[Component data from apps and pages]
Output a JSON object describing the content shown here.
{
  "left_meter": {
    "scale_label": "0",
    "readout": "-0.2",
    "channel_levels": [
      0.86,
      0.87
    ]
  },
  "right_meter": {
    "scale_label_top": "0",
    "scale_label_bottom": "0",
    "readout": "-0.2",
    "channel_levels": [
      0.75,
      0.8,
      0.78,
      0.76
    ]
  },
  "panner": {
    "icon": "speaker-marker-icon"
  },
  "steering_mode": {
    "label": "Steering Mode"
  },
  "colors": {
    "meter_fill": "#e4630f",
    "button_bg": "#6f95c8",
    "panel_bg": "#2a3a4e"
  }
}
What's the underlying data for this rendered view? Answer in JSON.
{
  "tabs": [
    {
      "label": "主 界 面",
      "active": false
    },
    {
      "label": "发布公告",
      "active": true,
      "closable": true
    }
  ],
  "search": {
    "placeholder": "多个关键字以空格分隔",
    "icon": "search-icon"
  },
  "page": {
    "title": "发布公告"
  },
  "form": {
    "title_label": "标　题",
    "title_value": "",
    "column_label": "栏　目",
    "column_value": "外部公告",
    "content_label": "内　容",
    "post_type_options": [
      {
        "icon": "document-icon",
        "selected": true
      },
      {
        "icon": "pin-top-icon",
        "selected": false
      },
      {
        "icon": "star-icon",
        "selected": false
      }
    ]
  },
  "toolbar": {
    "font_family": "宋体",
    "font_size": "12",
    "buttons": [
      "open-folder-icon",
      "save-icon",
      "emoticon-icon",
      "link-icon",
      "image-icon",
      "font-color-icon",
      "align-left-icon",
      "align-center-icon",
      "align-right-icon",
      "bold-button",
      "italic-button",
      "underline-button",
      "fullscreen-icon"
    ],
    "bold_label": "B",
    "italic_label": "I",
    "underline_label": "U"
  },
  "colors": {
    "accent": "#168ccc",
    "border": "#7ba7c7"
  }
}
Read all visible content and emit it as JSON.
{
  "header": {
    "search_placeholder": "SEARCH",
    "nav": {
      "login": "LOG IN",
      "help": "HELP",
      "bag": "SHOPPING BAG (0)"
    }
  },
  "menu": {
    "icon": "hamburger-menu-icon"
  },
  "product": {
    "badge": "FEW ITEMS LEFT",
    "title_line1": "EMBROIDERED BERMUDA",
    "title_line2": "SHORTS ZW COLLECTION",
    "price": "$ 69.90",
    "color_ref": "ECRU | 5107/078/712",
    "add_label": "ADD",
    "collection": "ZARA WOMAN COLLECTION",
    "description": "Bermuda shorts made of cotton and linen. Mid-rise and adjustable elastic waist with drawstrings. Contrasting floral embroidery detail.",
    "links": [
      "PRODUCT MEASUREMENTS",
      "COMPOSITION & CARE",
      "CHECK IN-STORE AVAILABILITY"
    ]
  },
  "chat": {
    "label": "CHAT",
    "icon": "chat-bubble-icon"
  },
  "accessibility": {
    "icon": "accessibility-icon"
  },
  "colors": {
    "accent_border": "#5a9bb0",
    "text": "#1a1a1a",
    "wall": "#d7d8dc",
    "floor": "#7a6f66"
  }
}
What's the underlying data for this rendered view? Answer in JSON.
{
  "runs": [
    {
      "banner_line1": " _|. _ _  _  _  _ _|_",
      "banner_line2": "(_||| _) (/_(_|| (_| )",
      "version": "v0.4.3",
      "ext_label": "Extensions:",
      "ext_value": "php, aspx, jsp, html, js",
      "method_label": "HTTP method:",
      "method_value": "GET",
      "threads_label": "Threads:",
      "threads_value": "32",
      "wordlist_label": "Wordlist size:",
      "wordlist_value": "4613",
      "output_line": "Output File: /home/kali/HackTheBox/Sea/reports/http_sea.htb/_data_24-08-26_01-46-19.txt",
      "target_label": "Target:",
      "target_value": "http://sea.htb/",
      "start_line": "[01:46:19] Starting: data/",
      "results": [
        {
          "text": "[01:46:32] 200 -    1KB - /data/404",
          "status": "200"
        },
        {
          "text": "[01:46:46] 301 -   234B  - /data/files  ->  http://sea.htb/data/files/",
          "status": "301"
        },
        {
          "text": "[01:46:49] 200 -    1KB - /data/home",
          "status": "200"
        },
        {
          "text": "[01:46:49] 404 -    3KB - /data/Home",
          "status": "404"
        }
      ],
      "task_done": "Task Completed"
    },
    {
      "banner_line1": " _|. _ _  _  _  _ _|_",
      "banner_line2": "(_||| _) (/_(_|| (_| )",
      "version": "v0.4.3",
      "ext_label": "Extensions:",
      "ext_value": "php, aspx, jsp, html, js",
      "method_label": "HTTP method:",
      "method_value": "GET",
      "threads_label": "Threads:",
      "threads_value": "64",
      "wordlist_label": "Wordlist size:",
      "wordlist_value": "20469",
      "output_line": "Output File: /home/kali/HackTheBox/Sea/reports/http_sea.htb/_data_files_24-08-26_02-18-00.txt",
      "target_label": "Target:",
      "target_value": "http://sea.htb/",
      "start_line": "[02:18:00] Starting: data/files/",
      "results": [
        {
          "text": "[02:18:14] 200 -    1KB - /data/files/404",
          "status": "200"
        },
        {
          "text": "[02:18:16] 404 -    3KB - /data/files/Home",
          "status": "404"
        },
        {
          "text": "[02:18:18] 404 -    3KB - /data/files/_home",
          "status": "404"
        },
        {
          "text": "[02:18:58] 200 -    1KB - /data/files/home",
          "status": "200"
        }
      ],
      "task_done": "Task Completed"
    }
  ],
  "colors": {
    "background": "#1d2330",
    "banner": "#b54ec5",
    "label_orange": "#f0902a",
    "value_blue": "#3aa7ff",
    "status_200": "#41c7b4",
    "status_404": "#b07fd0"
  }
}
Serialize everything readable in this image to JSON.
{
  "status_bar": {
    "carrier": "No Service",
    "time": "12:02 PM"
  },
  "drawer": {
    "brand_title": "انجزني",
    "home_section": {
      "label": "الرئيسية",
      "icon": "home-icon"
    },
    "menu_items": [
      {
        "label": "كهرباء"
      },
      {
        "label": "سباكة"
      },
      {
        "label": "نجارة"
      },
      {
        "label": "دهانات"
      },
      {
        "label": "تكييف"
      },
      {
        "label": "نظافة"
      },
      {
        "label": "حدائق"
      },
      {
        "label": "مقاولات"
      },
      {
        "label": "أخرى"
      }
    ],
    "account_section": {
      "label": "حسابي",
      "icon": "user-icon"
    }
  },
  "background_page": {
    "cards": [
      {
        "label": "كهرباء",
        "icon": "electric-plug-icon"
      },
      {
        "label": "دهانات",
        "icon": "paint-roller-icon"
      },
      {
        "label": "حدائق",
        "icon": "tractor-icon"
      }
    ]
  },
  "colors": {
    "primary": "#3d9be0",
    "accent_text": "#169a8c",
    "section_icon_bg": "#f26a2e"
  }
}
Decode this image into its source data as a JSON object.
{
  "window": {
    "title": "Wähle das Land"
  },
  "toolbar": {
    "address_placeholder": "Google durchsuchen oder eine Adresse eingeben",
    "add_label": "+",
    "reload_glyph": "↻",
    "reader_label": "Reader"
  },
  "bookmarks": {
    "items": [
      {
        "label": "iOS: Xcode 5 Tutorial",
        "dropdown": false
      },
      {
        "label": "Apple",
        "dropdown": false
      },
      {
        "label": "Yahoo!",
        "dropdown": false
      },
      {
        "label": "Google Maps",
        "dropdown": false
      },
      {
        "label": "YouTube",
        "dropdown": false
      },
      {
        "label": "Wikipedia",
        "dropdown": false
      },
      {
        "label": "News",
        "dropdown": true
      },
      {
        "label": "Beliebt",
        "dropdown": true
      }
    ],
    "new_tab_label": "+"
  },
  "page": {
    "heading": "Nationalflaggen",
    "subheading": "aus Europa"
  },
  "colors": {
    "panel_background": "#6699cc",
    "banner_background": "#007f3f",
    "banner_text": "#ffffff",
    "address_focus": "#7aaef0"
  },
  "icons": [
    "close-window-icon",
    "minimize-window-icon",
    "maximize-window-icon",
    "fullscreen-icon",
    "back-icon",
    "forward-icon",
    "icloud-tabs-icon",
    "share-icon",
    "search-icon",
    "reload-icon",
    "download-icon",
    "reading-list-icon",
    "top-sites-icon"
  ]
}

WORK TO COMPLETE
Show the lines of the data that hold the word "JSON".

TASK SOLUTION
Output a JSON object describing the content shown here.
What's the underlying data for this rendered view? Answer in JSON.
Read all visible content and emit it as JSON.
What's the underlying data for this rendered view? Answer in JSON.
Serialize everything readable in this image to JSON.
Decode this image into its source data as a JSON object.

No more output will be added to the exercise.